**Assignment**:
Would you write out each line of the material below exactly, skipping every picture?

(Beginning of Data provided)

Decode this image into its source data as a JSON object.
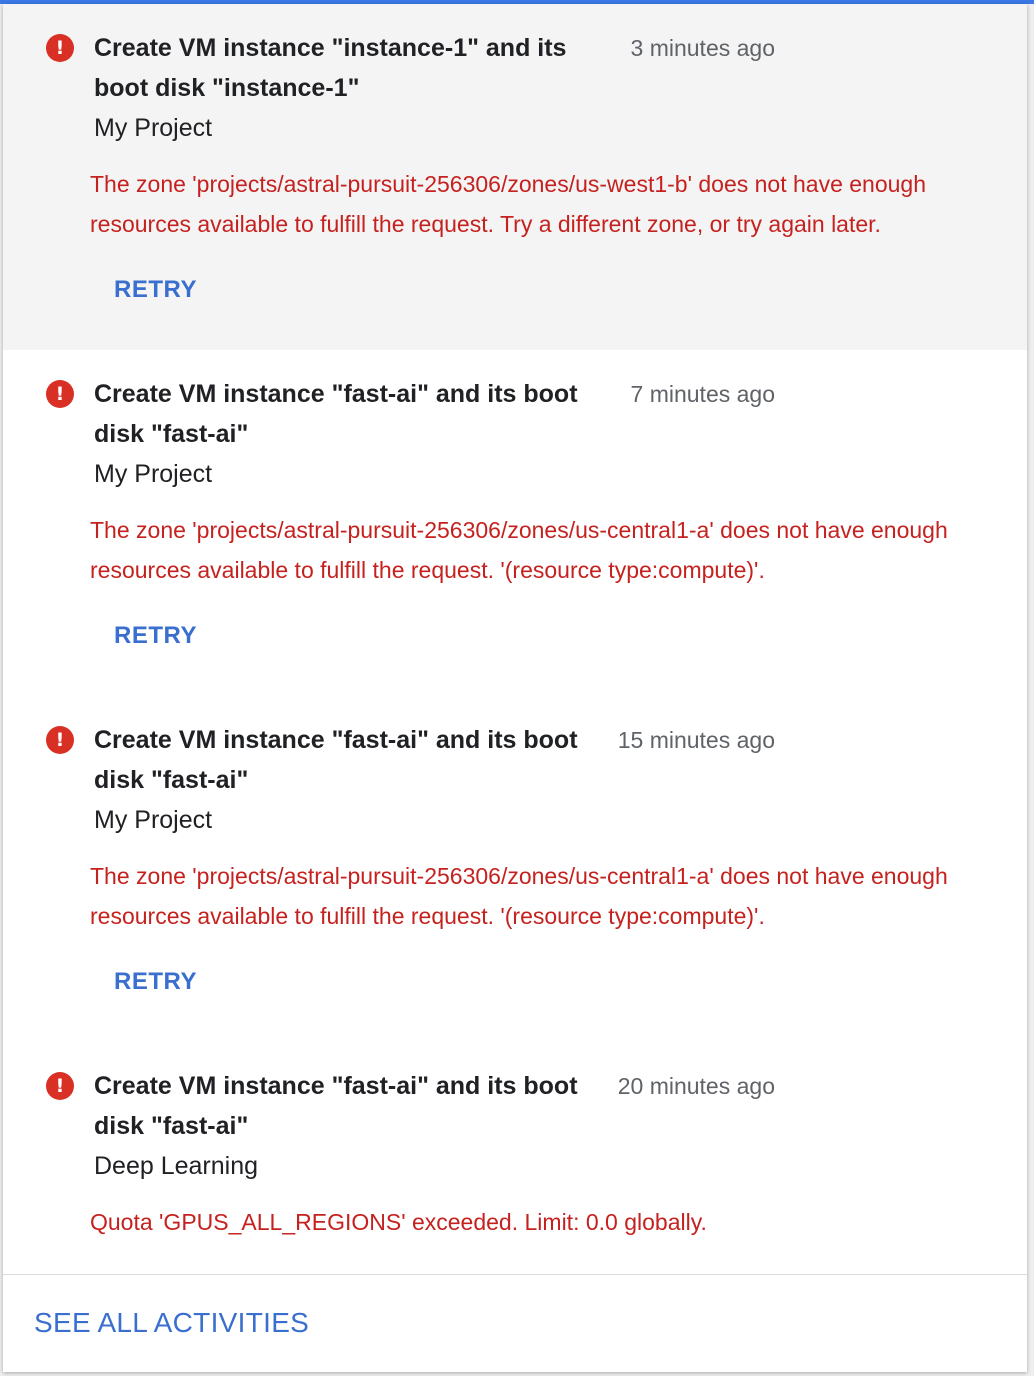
{
  "colors": {
    "error": "#c5221f",
    "error_icon": "#d93025",
    "link": "#3a6fd0",
    "accent": "#3b78e7",
    "highlight_bg": "#f4f4f4"
  },
  "activities": [
    {
      "icon": "error-icon",
      "title": "Create VM instance \"instance-1\" and its boot disk \"instance-1\"",
      "time": "3 minutes ago",
      "project": "My Project",
      "message": "The zone 'projects/astral-pursuit-256306/zones/us-west1-b' does not have enough resources available to fulfill the request. Try a different zone, or try again later.",
      "action": "RETRY"
    },
    {
      "icon": "error-icon",
      "title": "Create VM instance \"fast-ai\" and its boot disk \"fast-ai\"",
      "time": "7 minutes ago",
      "project": "My Project",
      "message": "The zone 'projects/astral-pursuit-256306/zones/us-central1-a' does not have enough resources available to fulfill the request. '(resource type:compute)'.",
      "action": "RETRY"
    },
    {
      "icon": "error-icon",
      "title": "Create VM instance \"fast-ai\" and its boot disk \"fast-ai\"",
      "time": "15 minutes ago",
      "project": "My Project",
      "message": "The zone 'projects/astral-pursuit-256306/zones/us-central1-a' does not have enough resources available to fulfill the request. '(resource type:compute)'.",
      "action": "RETRY"
    },
    {
      "icon": "error-icon",
      "title": "Create VM instance \"fast-ai\" and its boot disk \"fast-ai\"",
      "time": "20 minutes ago",
      "project": "Deep Learning",
      "message": "Quota 'GPUS_ALL_REGIONS' exceeded. Limit: 0.0 globally."
    }
  ],
  "footer": {
    "see_all_label": "SEE ALL ACTIVITIES"
  }
}
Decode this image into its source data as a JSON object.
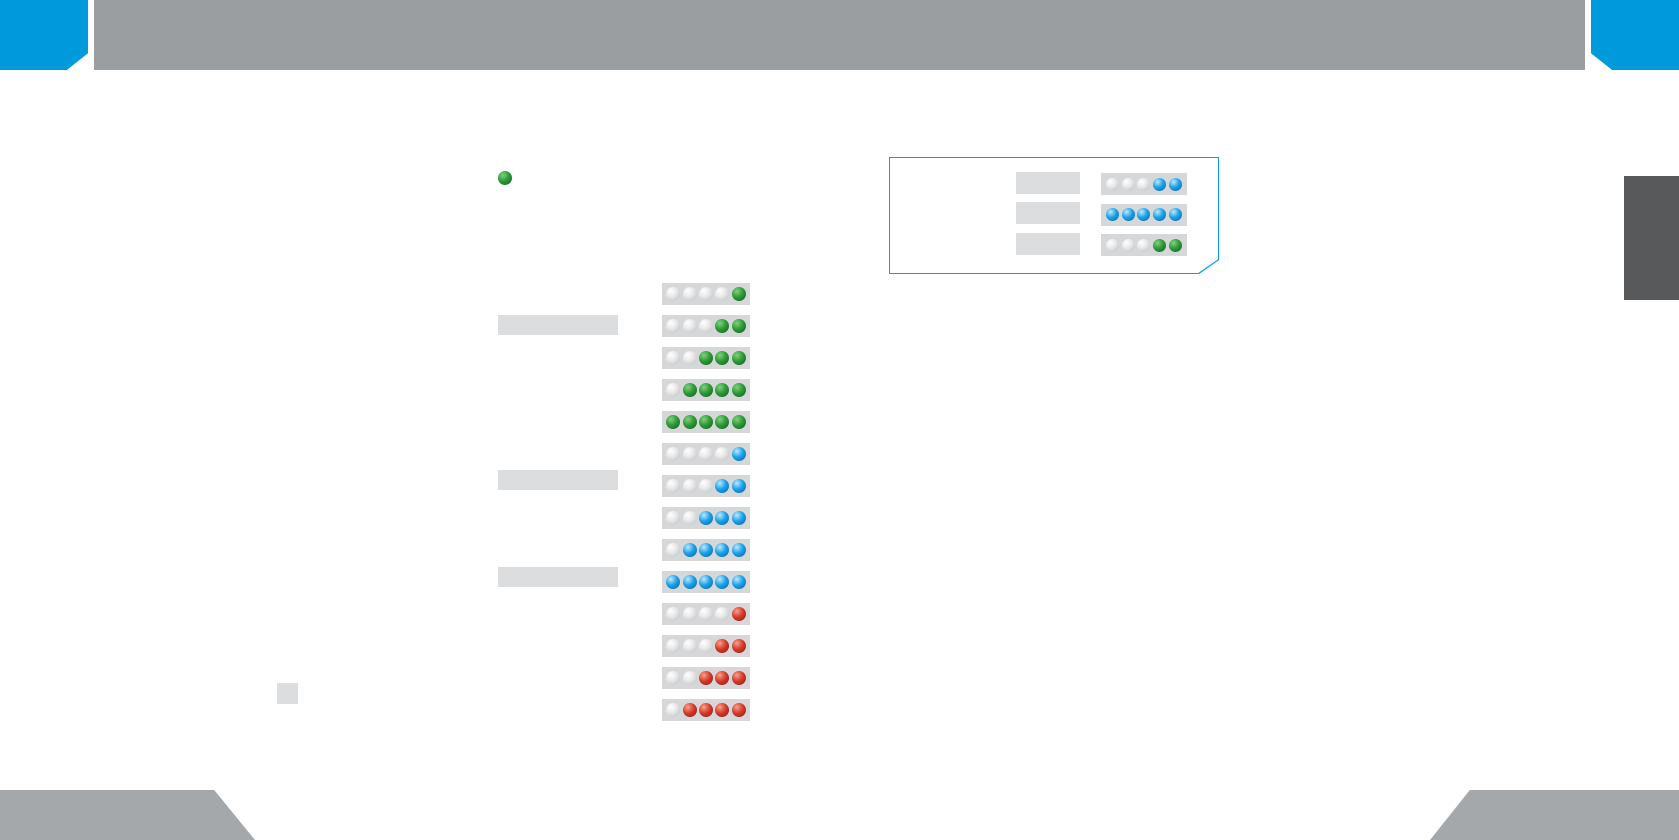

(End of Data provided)

**Task response**:
Decode this image into its source data as a JSON object.
{
  "colors": {
    "error": "#c5221f",
    "error_icon": "#d93025",
    "link": "#3a6fd0",
    "accent": "#3b78e7",
    "highlight_bg": "#f4f4f4"
  },
  "activities": [
    {
      "icon": "error-icon",
      "title": "Create VM instance \"instance-1\" and its boot disk \"instance-1\"",
      "time": "3 minutes ago",
      "project": "My Project",
      "message": "The zone 'projects/astral-pursuit-256306/zones/us-west1-b' does not have enough resources available to fulfill the request. Try a different zone, or try again later.",
      "action": "RETRY"
    },
    {
      "icon": "error-icon",
      "title": "Create VM instance \"fast-ai\" and its boot disk \"fast-ai\"",
      "time": "7 minutes ago",
      "project": "My Project",
      "message": "The zone 'projects/astral-pursuit-256306/zones/us-central1-a' does not have enough resources available to fulfill the request. '(resource type:compute)'.",
      "action": "RETRY"
    },
    {
      "icon": "error-icon",
      "title": "Create VM instance \"fast-ai\" and its boot disk \"fast-ai\"",
      "time": "15 minutes ago",
      "project": "My Project",
      "message": "The zone 'projects/astral-pursuit-256306/zones/us-central1-a' does not have enough resources available to fulfill the request. '(resource type:compute)'.",
      "action": "RETRY"
    },
    {
      "icon": "error-icon",
      "title": "Create VM instance \"fast-ai\" and its boot disk \"fast-ai\"",
      "time": "20 minutes ago",
      "project": "Deep Learning",
      "message": "Quota 'GPUS_ALL_REGIONS' exceeded. Limit: 0.0 globally."
    }
  ],
  "footer": {
    "see_all_label": "SEE ALL ACTIVITIES"
  }
}
Decode this image into its source data as a JSON object.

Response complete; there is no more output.